ABSTRACT: Black basses (Micropterus spp.) represent some of the most highly sought after game fishes in North America. Efforts to improve recreational bass fisheries have led to the widespread stocking of black bass species, often facilitating introgressive hybridization between endemic and non-native species. Currently, most genetic sampling aimed at monitoring black bass populations is conducted using fin clips stored in ethanol. In order to expand the collection of DNA samples to hard-to-obtain specimens or subpopulations, we established a simple angler-driven protocol that includes a minimally invasive buccal swab kit and room temperature return and storage within a breathable sleeve. Here, we tested duration of swabbing (3, 5, 10 seconds), swab location (tongue, cheek), holding temperature (23°C, 35°C), storage variability (21-54°C), storage duration (1 week, 1 month, 4 months), and time between extraction and genotyping (1 week, 2 week, 3 week) to determine the best methodology for downstream DNA extraction and SNP genotyping. We also developed a rapid and inexpensive DNA extraction method to be used on buccal swab and fin clip samples. Our results indicated no significant effect of swab location, holding temperature, storage variability, or storage duration (p>0.05), demonstrating the robustness of the protocol. While longer swabbing duration increased DNA yield, it had no impact on genotyping accuracy.

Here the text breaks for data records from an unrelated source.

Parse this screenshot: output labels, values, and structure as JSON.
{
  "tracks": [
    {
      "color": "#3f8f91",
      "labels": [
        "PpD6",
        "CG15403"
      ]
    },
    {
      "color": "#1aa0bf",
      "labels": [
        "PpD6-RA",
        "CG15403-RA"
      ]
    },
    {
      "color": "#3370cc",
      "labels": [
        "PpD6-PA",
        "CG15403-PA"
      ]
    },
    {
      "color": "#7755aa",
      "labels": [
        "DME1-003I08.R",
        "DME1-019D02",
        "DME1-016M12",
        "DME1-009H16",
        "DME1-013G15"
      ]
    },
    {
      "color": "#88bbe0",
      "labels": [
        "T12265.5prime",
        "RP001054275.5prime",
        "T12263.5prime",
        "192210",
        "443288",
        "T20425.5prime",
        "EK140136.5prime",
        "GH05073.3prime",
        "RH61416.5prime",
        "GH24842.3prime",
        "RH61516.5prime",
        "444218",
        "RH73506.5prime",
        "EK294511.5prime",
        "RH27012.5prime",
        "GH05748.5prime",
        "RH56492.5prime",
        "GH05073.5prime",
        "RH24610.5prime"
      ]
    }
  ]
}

Anglers consistently recovered sufficient DNA for successful genotyping in pilot studies on Lake Martin and Lake Eufaula, Alabama. Our results indicate that buccal swabbing is a viable approach for applications that require engaging the angling public in genetic sample collection.

Monday October 22, 2018 2:00pm - 2:20pm CDT
Bon Secour Bay I

Attendees (6)